The records:
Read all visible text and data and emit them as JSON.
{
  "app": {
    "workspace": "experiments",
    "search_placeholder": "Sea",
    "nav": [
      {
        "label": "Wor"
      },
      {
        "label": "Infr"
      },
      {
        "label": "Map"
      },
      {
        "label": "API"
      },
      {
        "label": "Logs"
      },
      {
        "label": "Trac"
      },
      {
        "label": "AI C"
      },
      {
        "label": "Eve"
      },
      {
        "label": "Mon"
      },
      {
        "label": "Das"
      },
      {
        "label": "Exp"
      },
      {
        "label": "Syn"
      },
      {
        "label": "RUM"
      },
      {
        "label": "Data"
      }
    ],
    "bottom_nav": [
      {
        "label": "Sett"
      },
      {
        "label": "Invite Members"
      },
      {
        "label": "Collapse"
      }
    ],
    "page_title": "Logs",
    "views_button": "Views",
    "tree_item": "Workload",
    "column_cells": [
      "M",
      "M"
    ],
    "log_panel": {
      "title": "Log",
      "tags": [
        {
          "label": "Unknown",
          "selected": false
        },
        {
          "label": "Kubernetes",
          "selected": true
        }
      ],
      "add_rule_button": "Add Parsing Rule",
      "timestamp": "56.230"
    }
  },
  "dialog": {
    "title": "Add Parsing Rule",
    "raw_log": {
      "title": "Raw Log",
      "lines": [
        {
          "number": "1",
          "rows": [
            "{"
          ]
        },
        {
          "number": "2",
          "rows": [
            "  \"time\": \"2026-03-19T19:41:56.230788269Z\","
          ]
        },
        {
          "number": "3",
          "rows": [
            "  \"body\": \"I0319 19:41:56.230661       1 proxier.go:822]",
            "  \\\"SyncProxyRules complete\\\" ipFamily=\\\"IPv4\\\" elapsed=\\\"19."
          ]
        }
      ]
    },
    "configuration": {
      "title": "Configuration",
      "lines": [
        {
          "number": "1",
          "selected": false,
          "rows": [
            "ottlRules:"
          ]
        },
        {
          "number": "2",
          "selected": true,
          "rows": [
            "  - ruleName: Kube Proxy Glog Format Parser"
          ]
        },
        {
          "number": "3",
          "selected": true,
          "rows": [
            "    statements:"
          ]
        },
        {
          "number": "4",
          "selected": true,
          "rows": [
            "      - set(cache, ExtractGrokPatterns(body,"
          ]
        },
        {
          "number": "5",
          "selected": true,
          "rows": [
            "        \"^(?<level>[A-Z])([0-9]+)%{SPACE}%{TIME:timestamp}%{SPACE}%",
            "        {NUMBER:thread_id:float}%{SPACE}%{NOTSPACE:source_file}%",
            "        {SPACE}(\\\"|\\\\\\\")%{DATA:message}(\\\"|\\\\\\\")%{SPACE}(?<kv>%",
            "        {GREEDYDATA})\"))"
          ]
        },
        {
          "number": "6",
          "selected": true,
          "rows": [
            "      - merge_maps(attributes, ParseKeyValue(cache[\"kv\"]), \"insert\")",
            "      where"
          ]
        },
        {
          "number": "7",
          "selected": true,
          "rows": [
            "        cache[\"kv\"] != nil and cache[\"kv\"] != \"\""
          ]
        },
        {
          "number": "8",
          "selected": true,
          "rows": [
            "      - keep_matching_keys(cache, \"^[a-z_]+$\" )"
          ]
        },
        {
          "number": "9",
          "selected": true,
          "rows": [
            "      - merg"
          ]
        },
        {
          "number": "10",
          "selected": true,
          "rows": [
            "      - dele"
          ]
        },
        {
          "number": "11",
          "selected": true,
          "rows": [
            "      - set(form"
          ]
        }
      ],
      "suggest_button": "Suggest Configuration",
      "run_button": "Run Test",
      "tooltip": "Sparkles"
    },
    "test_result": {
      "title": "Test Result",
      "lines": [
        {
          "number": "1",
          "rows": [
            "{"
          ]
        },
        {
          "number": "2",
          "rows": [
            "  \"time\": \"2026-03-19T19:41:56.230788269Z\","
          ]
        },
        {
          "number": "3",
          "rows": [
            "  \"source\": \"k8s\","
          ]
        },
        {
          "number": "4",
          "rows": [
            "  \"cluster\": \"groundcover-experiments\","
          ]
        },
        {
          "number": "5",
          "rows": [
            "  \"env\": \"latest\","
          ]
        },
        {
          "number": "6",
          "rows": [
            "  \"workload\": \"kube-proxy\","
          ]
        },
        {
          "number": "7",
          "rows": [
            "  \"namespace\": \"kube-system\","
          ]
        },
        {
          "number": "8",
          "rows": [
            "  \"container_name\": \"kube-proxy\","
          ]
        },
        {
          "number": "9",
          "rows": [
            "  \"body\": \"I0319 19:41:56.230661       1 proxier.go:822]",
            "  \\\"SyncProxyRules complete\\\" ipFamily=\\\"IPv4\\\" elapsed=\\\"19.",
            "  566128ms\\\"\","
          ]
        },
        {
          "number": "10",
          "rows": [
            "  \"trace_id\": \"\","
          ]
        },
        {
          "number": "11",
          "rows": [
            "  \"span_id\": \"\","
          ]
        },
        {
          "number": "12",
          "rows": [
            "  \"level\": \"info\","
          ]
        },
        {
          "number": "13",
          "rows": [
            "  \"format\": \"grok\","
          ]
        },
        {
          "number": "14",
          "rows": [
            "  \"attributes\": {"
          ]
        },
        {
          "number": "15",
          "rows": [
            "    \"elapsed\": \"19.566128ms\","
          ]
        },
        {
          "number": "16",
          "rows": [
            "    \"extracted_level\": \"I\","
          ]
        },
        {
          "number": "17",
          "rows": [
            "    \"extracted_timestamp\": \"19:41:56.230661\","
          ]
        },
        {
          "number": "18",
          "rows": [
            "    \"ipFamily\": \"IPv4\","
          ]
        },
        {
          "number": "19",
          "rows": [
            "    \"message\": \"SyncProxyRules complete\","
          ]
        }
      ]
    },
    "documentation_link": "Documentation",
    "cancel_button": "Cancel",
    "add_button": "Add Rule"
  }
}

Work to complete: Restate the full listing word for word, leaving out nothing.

Completed exercise:
Read all visible text and data and emit them as JSON.
{
  "app": {
    "workspace": "experiments",
    "search_placeholder": "Sea",
    "nav": [
      {
        "label": "Wor"
      },
      {
        "label": "Infr"
      },
      {
        "label": "Map"
      },
      {
        "label": "API"
      },
      {
        "label": "Logs"
      },
      {
        "label": "Trac"
      },
      {
        "label": "AI C"
      },
      {
        "label": "Eve"
      },
      {
        "label": "Mon"
      },
      {
        "label": "Das"
      },
      {
        "label": "Exp"
      },
      {
        "label": "Syn"
      },
      {
        "label": "RUM"
      },
      {
        "label": "Data"
      }
    ],
    "bottom_nav": [
      {
        "label": "Sett"
      },
      {
        "label": "Invite Members"
      },
      {
        "label": "Collapse"
      }
    ],
    "page_title": "Logs",
    "views_button": "Views",
    "tree_item": "Workload",
    "column_cells": [
      "M",
      "M"
    ],
    "log_panel": {
      "title": "Log",
      "tags": [
        {
          "label": "Unknown",
          "selected": false
        },
        {
          "label": "Kubernetes",
          "selected": true
        }
      ],
      "add_rule_button": "Add Parsing Rule",
      "timestamp": "56.230"
    }
  },
  "dialog": {
    "title": "Add Parsing Rule",
    "raw_log": {
      "title": "Raw Log",
      "lines": [
        {
          "number": "1",
          "rows": [
            "{"
          ]
        },
        {
          "number": "2",
          "rows": [
            "  \"time\": \"2026-03-19T19:41:56.230788269Z\","
          ]
        },
        {
          "number": "3",
          "rows": [
            "  \"body\": \"I0319 19:41:56.230661       1 proxier.go:822]",
            "  \\\"SyncProxyRules complete\\\" ipFamily=\\\"IPv4\\\" elapsed=\\\"19."
          ]
        }
      ]
    },
    "configuration": {
      "title": "Configuration",
      "lines": [
        {
          "number": "1",
          "selected": false,
          "rows": [
            "ottlRules:"
          ]
        },
        {
          "number": "2",
          "selected": true,
          "rows": [
            "  - ruleName: Kube Proxy Glog Format Parser"
          ]
        },
        {
          "number": "3",
          "selected": true,
          "rows": [
            "    statements:"
          ]
        },
        {
          "number": "4",
          "selected": true,
          "rows": [
            "      - set(cache, ExtractGrokPatterns(body,"
          ]
        },
        {
          "number": "5",
          "selected": true,
          "rows": [
            "        \"^(?<level>[A-Z])([0-9]+)%{SPACE}%{TIME:timestamp}%{SPACE}%",
            "        {NUMBER:thread_id:float}%{SPACE}%{NOTSPACE:source_file}%",
            "        {SPACE}(\\\"|\\\\\\\")%{DATA:message}(\\\"|\\\\\\\")%{SPACE}(?<kv>%",
            "        {GREEDYDATA})\"))"
          ]
        },
        {
          "number": "6",
          "selected": true,
          "rows": [
            "      - merge_maps(attributes, ParseKeyValue(cache[\"kv\"]), \"insert\")",
            "      where"
          ]
        },
        {
          "number": "7",
          "selected": true,
          "rows": [
            "        cache[\"kv\"] != nil and cache[\"kv\"] != \"\""
          ]
        },
        {
          "number": "8",
          "selected": true,
          "rows": [
            "      - keep_matching_keys(cache, \"^[a-z_]+$\" )"
          ]
        },
        {
          "number": "9",
          "selected": true,
          "rows": [
            "      - merg"
          ]
        },
        {
          "number": "10",
          "selected": true,
          "rows": [
            "      - dele"
          ]
        },
        {
          "number": "11",
          "selected": true,
          "rows": [
            "      - set(form"
          ]
        }
      ],
      "suggest_button": "Suggest Configuration",
      "run_button": "Run Test",
      "tooltip": "Sparkles"
    },
    "test_result": {
      "title": "Test Result",
      "lines": [
        {
          "number": "1",
          "rows": [
            "{"
          ]
        },
        {
          "number": "2",
          "rows": [
            "  \"time\": \"2026-03-19T19:41:56.230788269Z\","
          ]
        },
        {
          "number": "3",
          "rows": [
            "  \"source\": \"k8s\","
          ]
        },
        {
          "number": "4",
          "rows": [
            "  \"cluster\": \"groundcover-experiments\","
          ]
        },
        {
          "number": "5",
          "rows": [
            "  \"env\": \"latest\","
          ]
        },
        {
          "number": "6",
          "rows": [
            "  \"workload\": \"kube-proxy\","
          ]
        },
        {
          "number": "7",
          "rows": [
            "  \"namespace\": \"kube-system\","
          ]
        },
        {
          "number": "8",
          "rows": [
            "  \"container_name\": \"kube-proxy\","
          ]
        },
        {
          "number": "9",
          "rows": [
            "  \"body\": \"I0319 19:41:56.230661       1 proxier.go:822]",
            "  \\\"SyncProxyRules complete\\\" ipFamily=\\\"IPv4\\\" elapsed=\\\"19.",
            "  566128ms\\\"\","
          ]
        },
        {
          "number": "10",
          "rows": [
            "  \"trace_id\": \"\","
          ]
        },
        {
          "number": "11",
          "rows": [
            "  \"span_id\": \"\","
          ]
        },
        {
          "number": "12",
          "rows": [
            "  \"level\": \"info\","
          ]
        },
        {
          "number": "13",
          "rows": [
            "  \"format\": \"grok\","
          ]
        },
        {
          "number": "14",
          "rows": [
            "  \"attributes\": {"
          ]
        },
        {
          "number": "15",
          "rows": [
            "    \"elapsed\": \"19.566128ms\","
          ]
        },
        {
          "number": "16",
          "rows": [
            "    \"extracted_level\": \"I\","
          ]
        },
        {
          "number": "17",
          "rows": [
            "    \"extracted_timestamp\": \"19:41:56.230661\","
          ]
        },
        {
          "number": "18",
          "rows": [
            "    \"ipFamily\": \"IPv4\","
          ]
        },
        {
          "number": "19",
          "rows": [
            "    \"message\": \"SyncProxyRules complete\","
          ]
        }
      ]
    },
    "documentation_link": "Documentation",
    "cancel_button": "Cancel",
    "add_button": "Add Rule"
  }
}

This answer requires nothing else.